THE TASK » Make an exact copy of all the entries shown below.
= Beginning of Section =
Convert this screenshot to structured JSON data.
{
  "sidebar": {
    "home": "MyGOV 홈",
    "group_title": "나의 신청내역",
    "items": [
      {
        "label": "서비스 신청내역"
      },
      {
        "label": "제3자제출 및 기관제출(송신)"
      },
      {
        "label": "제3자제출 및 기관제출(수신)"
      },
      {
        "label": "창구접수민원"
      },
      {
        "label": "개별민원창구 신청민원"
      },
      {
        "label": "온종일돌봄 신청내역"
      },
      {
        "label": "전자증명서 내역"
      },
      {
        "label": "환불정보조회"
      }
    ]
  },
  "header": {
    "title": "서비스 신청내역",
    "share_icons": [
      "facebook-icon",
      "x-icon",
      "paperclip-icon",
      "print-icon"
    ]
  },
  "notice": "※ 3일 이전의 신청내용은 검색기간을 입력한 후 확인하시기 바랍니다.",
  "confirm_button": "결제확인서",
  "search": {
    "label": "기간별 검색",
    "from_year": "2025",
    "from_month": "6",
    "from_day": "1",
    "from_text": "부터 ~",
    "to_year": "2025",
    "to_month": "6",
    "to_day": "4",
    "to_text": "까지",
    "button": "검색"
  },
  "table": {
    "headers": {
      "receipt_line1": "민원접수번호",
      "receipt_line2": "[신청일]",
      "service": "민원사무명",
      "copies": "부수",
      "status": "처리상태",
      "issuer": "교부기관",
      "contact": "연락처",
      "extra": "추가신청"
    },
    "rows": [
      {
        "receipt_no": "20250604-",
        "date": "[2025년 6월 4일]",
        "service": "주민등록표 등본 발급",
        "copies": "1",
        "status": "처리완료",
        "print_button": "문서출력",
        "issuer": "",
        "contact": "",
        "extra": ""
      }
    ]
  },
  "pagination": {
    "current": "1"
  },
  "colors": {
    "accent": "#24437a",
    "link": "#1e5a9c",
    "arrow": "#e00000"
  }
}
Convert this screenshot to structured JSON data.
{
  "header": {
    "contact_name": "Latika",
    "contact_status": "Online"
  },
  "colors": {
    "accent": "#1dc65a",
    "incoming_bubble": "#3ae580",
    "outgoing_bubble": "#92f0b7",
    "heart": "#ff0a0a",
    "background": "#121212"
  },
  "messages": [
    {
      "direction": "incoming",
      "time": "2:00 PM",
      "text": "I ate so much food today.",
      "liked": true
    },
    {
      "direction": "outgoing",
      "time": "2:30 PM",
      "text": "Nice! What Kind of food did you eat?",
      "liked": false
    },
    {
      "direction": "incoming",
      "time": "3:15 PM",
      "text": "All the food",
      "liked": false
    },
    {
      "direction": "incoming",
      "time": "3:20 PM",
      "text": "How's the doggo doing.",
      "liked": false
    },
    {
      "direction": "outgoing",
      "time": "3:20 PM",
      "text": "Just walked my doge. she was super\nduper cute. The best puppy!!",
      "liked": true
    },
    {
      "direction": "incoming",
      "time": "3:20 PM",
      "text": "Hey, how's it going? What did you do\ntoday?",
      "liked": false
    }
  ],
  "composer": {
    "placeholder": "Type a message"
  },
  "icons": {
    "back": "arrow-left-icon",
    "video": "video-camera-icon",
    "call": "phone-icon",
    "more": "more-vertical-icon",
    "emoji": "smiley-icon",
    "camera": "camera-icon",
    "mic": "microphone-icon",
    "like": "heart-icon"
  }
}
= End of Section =
EXERCISE ANSWER »
Convert this screenshot to structured JSON data.
{
  "sidebar": {
    "home": "MyGOV 홈",
    "group_title": "나의 신청내역",
    "items": [
      {
        "label": "서비스 신청내역"
      },
      {
        "label": "제3자제출 및 기관제출(송신)"
      },
      {
        "label": "제3자제출 및 기관제출(수신)"
      },
      {
        "label": "창구접수민원"
      },
      {
        "label": "개별민원창구 신청민원"
      },
      {
        "label": "온종일돌봄 신청내역"
      },
      {
        "label": "전자증명서 내역"
      },
      {
        "label": "환불정보조회"
      }
    ]
  },
  "header": {
    "title": "서비스 신청내역",
    "share_icons": [
      "facebook-icon",
      "x-icon",
      "paperclip-icon",
      "print-icon"
    ]
  },
  "notice": "※ 3일 이전의 신청내용은 검색기간을 입력한 후 확인하시기 바랍니다.",
  "confirm_button": "결제확인서",
  "search": {
    "label": "기간별 검색",
    "from_year": "2025",
    "from_month": "6",
    "from_day": "1",
    "from_text": "부터 ~",
    "to_year": "2025",
    "to_month": "6",
    "to_day": "4",
    "to_text": "까지",
    "button": "검색"
  },
  "table": {
    "headers": {
      "receipt_line1": "민원접수번호",
      "receipt_line2": "[신청일]",
      "service": "민원사무명",
      "copies": "부수",
      "status": "처리상태",
      "issuer": "교부기관",
      "contact": "연락처",
      "extra": "추가신청"
    },
    "rows": [
      {
        "receipt_no": "20250604-",
        "date": "[2025년 6월 4일]",
        "service": "주민등록표 등본 발급",
        "copies": "1",
        "status": "처리완료",
        "print_button": "문서출력",
        "issuer": "",
        "contact": "",
        "extra": ""
      }
    ]
  },
  "pagination": {
    "current": "1"
  },
  "colors": {
    "accent": "#24437a",
    "link": "#1e5a9c",
    "arrow": "#e00000"
  }
}
Convert this screenshot to structured JSON data.
{
  "header": {
    "contact_name": "Latika",
    "contact_status": "Online"
  },
  "colors": {
    "accent": "#1dc65a",
    "incoming_bubble": "#3ae580",
    "outgoing_bubble": "#92f0b7",
    "heart": "#ff0a0a",
    "background": "#121212"
  },
  "messages": [
    {
      "direction": "incoming",
      "time": "2:00 PM",
      "text": "I ate so much food today.",
      "liked": true
    },
    {
      "direction": "outgoing",
      "time": "2:30 PM",
      "text": "Nice! What Kind of food did you eat?",
      "liked": false
    },
    {
      "direction": "incoming",
      "time": "3:15 PM",
      "text": "All the food",
      "liked": false
    },
    {
      "direction": "incoming",
      "time": "3:20 PM",
      "text": "How's the doggo doing.",
      "liked": false
    },
    {
      "direction": "outgoing",
      "time": "3:20 PM",
      "text": "Just walked my doge. she was super\nduper cute. The best puppy!!",
      "liked": true
    },
    {
      "direction": "incoming",
      "time": "3:20 PM",
      "text": "Hey, how's it going? What did you do\ntoday?",
      "liked": false
    }
  ],
  "composer": {
    "placeholder": "Type a message"
  },
  "icons": {
    "back": "arrow-left-icon",
    "video": "video-camera-icon",
    "call": "phone-icon",
    "more": "more-vertical-icon",
    "emoji": "smiley-icon",
    "camera": "camera-icon",
    "mic": "microphone-icon",
    "like": "heart-icon"
  }
}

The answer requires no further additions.